(What to produce): Reproduce the listing word for word. Skip any image.

(Data for analysis):
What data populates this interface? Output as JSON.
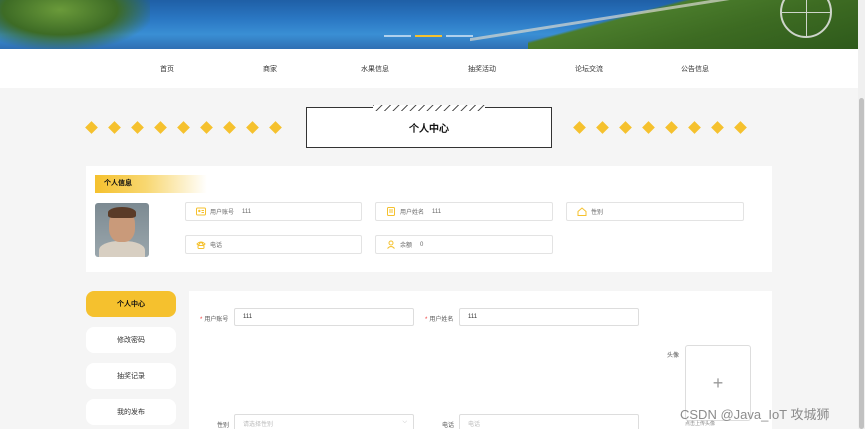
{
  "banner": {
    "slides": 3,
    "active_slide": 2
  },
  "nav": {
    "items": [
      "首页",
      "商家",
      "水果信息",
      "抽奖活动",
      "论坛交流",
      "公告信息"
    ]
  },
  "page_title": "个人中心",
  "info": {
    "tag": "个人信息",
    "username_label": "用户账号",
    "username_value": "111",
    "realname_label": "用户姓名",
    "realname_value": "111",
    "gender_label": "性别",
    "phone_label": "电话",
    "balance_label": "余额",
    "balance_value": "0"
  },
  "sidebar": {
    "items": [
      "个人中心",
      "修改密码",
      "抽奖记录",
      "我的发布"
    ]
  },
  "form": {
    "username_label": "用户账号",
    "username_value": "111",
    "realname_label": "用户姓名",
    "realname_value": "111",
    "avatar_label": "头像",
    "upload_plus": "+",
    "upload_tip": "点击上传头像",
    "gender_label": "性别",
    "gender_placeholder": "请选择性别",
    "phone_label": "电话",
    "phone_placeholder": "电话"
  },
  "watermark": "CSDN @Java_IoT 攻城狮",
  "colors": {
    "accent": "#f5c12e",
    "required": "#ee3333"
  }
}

(Output):
What data populates this interface? Output as JSON.
{
  "banner": {
    "slides": 3,
    "active_slide": 2
  },
  "nav": {
    "items": [
      "首页",
      "商家",
      "水果信息",
      "抽奖活动",
      "论坛交流",
      "公告信息"
    ]
  },
  "page_title": "个人中心",
  "info": {
    "tag": "个人信息",
    "username_label": "用户账号",
    "username_value": "111",
    "realname_label": "用户姓名",
    "realname_value": "111",
    "gender_label": "性别",
    "phone_label": "电话",
    "balance_label": "余额",
    "balance_value": "0"
  },
  "sidebar": {
    "items": [
      "个人中心",
      "修改密码",
      "抽奖记录",
      "我的发布"
    ]
  },
  "form": {
    "username_label": "用户账号",
    "username_value": "111",
    "realname_label": "用户姓名",
    "realname_value": "111",
    "avatar_label": "头像",
    "upload_plus": "+",
    "upload_tip": "点击上传头像",
    "gender_label": "性别",
    "gender_placeholder": "请选择性别",
    "phone_label": "电话",
    "phone_placeholder": "电话"
  },
  "watermark": "CSDN @Java_IoT 攻城狮",
  "colors": {
    "accent": "#f5c12e",
    "required": "#ee3333"
  }
}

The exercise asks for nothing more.